Its implementation has been hampered by lower-than-expected revenue, due in part to the Covid-19 pandemic and a government paralyzed by in-fighting between Tshisekedi and Kabila’s allies, who still control most of the country’s institutions.
“It’s the biggest project ever approved by the World Bank in Democratic Republic of Congo,” Jean-Christophe Carret, the World Bank country director for Congo, told Bloomberg in an interview on June 17. “Our support for free primary school, it isn’t to support President Tshisekedi, but because we think it’s a very good measure to improve human capital.”
Congo has the third-highest number of people living in extreme poverty, after India and Nigeria, and the average child receives less than five years of schooling, according to the bank.
The free education initiative will cost Congo $1 billion a year and the World Bank will provide about 25% of that over the next three years. Thereafter, the government should be able to afford the program on its own despite the fallout from the pandemic, Carret said.
“Our role is to contribute financing in exchange for measures to improve the governance of the sector,” he said, adding that the bank will require a series of different audits to ensure the money is used properly.
Carret praised the government’s handling of the coronavirus response thus far, but cautioned that the pandemic isn’t weakening. Congo had 6,213 known cases of Covid-19 and 142 deaths through Tuesday.
While Congo will have about $100 million in debt service postponed or canceled by creditors this year due to the pandemic, the World Bank won’t be offering debt relief, Carret said. The bank provides financing for the country at highly concessional rates and a large part of the funds come in the form of grants, he said.

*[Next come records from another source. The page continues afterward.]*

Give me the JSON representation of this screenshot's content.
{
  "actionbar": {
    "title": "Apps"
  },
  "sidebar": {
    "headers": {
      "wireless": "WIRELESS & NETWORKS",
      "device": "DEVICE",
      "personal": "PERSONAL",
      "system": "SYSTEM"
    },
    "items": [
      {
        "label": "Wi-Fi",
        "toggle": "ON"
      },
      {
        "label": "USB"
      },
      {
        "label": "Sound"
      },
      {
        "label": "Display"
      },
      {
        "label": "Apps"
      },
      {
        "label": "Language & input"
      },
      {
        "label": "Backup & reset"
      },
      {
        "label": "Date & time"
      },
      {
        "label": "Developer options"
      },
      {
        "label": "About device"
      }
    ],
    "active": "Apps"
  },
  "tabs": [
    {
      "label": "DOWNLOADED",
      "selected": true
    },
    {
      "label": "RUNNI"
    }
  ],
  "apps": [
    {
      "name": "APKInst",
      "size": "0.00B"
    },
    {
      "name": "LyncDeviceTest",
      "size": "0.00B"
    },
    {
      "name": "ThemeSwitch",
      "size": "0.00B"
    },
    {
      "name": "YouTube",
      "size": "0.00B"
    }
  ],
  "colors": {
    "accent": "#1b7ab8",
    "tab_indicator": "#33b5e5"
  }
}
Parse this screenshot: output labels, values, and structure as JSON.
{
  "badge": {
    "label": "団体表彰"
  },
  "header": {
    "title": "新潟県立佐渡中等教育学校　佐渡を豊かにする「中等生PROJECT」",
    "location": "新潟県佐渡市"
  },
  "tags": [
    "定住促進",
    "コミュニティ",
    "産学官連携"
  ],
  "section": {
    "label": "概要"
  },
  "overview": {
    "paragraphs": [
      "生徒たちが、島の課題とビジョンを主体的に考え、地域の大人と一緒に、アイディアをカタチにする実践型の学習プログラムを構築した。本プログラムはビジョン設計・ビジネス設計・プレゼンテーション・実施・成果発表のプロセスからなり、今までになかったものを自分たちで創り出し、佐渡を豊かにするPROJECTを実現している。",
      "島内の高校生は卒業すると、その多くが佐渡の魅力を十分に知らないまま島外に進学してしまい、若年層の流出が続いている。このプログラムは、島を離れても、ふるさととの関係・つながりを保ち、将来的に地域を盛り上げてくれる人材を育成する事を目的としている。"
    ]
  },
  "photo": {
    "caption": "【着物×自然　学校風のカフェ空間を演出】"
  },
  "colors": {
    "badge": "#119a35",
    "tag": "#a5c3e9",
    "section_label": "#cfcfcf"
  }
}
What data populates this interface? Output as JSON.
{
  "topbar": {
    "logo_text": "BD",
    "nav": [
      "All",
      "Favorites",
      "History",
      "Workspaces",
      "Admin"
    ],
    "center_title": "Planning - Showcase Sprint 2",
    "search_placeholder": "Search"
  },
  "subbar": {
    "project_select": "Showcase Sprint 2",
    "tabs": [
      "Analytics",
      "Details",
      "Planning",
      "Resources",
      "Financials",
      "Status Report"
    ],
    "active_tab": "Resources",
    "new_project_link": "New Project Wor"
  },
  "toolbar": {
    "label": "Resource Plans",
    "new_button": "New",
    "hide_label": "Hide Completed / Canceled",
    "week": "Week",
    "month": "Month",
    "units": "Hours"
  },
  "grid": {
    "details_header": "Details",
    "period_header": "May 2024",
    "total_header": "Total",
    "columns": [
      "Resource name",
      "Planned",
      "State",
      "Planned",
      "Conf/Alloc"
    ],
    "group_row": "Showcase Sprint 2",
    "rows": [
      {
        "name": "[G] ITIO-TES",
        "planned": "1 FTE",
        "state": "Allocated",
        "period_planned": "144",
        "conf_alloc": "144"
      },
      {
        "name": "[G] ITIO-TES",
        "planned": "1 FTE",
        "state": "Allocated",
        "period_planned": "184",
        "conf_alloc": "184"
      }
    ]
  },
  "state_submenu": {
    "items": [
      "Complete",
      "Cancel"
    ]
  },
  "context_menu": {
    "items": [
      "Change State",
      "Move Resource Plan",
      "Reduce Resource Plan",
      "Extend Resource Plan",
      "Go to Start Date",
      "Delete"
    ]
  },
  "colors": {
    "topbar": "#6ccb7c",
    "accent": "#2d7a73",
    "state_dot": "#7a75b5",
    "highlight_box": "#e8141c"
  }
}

“We think it’s a very good deal for the country,” Carret said. Congo has one of the lowest debt-to-GDP ratios in Africa, according to the World Bank.